Sex life:  As taboo as it is to talk about, I'm gonna do it.  Yeah our sex life has suffered.  Sex is no longer an intimate experience as a couple... it is strictly about baby making.  When you have doctors telling you "when" and countless tests and instruments up that part of your body, you don't exactly feel sexy.  I hate when people tell me that "practicing to have a baby is the best part" so we are lucky.  Any good thing done long enough gets tedious.  Chocolate ice cream is delicious, but when you eat it every day it gets old.  What's worse is that for us it a futile effort, putting more pressure and stress on us when the doctors give us the green light.  I can guess for most infertile couples, sex causes some stress and arguments.  

Body:  I feel like a piece of a science experiment.  I can't count the number of times I've had blood taken, injections filled with hormones, and painful procedures.  My body no longer feels like my own.  

Indulgences:  I've given up alcohol, all caffeine, have been trying to eat mostly organic, and am taking about a dozen supplements daily just to try to increase our chances.  I LOVE coffee but haven't had any since January 26th.  I don't cheat...even a little.  When your desperate for something, you'll do anything. I've also been pretty diligent with taking care of myself by getting the right amount of sleep and exercising regularly.  All these things take time to do well.

Sanity and state of mind:  I will admit I'm depressed alot of times.  I'm doing my part by acknowledging it and getting the proper help.  I withdraw and isolate myself from people sometimes.  I cry alot.  I get angry alot.  I am sad alot.  I cried four days straight at a pregnancy announcement.  It took everything I had to pull it together.  I felt like a monster being so angry that it's not me too.  Anyone that's been depressed will tell you it's something you can't help.  While I have a good life and am blessed with may great things, it still doesn't fill the void I have.  It makes me feel ungrateful for what I do have.

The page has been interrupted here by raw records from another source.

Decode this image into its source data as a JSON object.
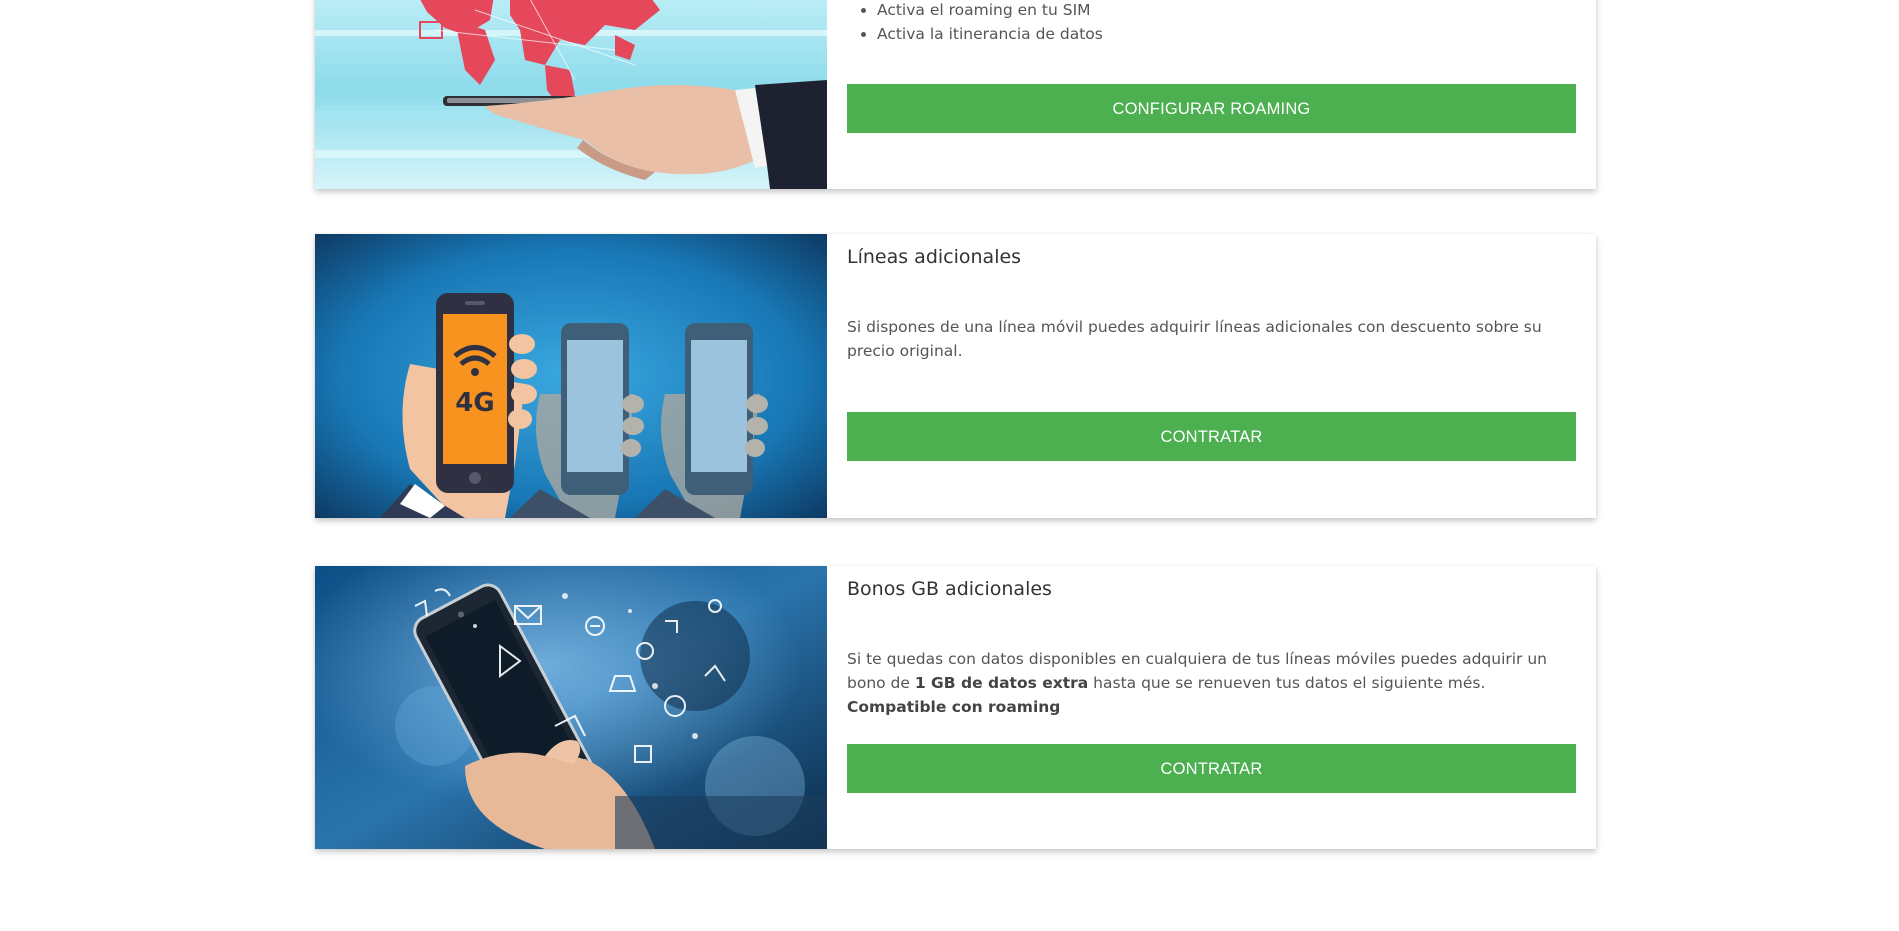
{
  "cards": [
    {
      "bullets": [
        "Activa el roaming en tu SIM",
        "Activa la itinerancia de datos"
      ],
      "button_label": "CONFIGURAR ROAMING",
      "image_icon": "roaming-world-phone-image"
    },
    {
      "title": "Líneas adicionales",
      "text": "Si dispones de una línea móvil puedes adquirir líneas adicionales con descuento sobre su precio original.",
      "button_label": "CONTRATAR",
      "image_label": "4G",
      "image_icon": "phones-4g-image"
    },
    {
      "title": "Bonos GB adicionales",
      "text_before": "Si te quedas con datos disponibles en cualquiera de tus líneas móviles puedes adquirir un bono de ",
      "text_bold1": "1 GB de datos extra",
      "text_middle": " hasta que se renueven tus datos el siguiente més. ",
      "text_bold2": "Compatible con roaming",
      "button_label": "CONTRATAR",
      "image_icon": "smartphone-apps-image"
    }
  ],
  "colors": {
    "button": "#4caf50",
    "title": "#333333",
    "text": "#555555"
  }
}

Self esteem:  My body isn't doing what it's naturally been made to do.  We fail month after month.  I can tell you I feel less of a woman and strangely an adult as a result.  I'm sure my husband will tell  you the same thing about his masculinity. I see others getting pregnant and having families so easily.  Why is it SO difficult for us?

Money:  Assisted reproductive technology is expensive.  The average IVF is about $15,000.  We make a decent living, but we have school loans, car loans, and a mortgage like everyone else.  Recently I tallied our bills since starting this journey.  I stopped adding at $26,000.  For us, that is ALOT of money.  Because we were blessed with some donations we ended up paying about $21,000 of our own money thus far.  That could have been saved for daycare, for our child's college fund, for needed baby gear.  If I'm lucky enough to have our next IVF work I will be struggling to pay our IVF debt and buy baby gear at the same time.  It won't be easy.  I worked hard to have a good education so I could make a decent living and I feel it's been a waste of time.  Most people are lucky enough to not have to deal with this.  A year ago, before the doctors broke the news that IVF was a must, we went on vacation to Utah.  We didn't plan on needing IVF...who does? Earlier that year we had just failed 3 IUIs and we needed a much needed get away.   I am not ashamed we spent our money on that.  Anyone in our shoes probably would have done the same for sanity sake.  Vacations, clothes, and home repairs are a thing of the past.